Facebook: Facebook boss Zuckerberg under attack

New York. Facebook continues the downward trend: After the social network has lost around 50 percent of its market value since going public in May, the search for those responsible for the crash of the once brilliant Internet company has started at full speed. After the retirement of the old German investor Peter Thiel, company founder Mark Zuckerberg is now in the center of attention: his vision for the future of the group is being questioned more and more frequently. His position on the board does not seem to be in jeopardy - currently -.

The criticism of Mark Zuckerberg's leadership style is growing louder. The billionaire, who built the company from a college project to a global corporation, is said to have a particularly tense relationship with Wall Street. "It's his responsibility to talk to investors," says Wedbush Securities analyst Michael Pachter, who adds, "I'm not sure he cares enough."

Mobile Achilles heel
What investors lack is a clear vision for the company. It was not only known since the company's first stock market prospectuses that the social network, especially in the rapidly growing area of ​​mobile use, has serious problems accommodating advertising, which represents the majority of Facebook's income. The company promised improvement in this regard and only last week announced the prospect of optimizing Facebook apps for smartphones and tablets, which should also open up better advertising opportunities.

At the same time, Facebook emphasizes that it is now focusing on the mobile business. The whole company has now been focused on it, said chief developer Mike Schroepfer of the "New York Times". "It was a huge change." In the meantime, around 100 developers have been working on products for mobile devices, others have relearned and by the end of the year there should be twice as many. For many, however, this is still not specific enough.

In memory of Steve Jobs
The waves are particularly high on the Internet. "Mark Zuckerberg has to resign as Facebook CEO immediately," is openly demanded on Twitter, for example. Others draw the comparison to the early development at Apple and warn against making the same mistake as this company, which separated from founder Steve Jobs after the company's first boom - only to get the upper hand again a decade later thanks to his return.

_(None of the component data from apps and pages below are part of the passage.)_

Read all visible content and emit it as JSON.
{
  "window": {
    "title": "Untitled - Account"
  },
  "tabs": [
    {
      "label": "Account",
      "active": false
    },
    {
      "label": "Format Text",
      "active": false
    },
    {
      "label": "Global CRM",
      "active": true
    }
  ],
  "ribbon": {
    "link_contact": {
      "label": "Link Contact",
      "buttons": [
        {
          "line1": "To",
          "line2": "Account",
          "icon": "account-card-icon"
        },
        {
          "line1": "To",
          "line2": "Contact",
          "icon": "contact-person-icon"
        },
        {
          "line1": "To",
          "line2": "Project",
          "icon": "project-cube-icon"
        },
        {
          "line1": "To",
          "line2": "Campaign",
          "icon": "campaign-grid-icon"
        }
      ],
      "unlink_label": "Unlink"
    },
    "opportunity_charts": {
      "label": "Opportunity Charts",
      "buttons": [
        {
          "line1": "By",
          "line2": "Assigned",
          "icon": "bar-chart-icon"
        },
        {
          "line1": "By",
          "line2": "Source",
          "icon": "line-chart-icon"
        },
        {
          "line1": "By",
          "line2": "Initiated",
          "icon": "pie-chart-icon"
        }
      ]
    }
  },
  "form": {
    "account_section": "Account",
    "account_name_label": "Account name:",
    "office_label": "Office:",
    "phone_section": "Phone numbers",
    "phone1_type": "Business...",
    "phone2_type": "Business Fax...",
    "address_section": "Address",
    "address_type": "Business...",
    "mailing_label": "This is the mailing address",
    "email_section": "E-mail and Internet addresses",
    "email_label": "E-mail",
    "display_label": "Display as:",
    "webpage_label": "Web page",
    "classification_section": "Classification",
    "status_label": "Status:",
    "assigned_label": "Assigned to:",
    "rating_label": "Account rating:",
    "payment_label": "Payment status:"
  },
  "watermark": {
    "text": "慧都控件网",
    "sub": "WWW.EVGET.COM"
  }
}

Whether the internet company listens to the voices of the online community and puts the company's founder’s chief post up for debate is in any case questionable: Zuckerberg not only sets the tone from the executive floor - he also has more than half of the voting rights.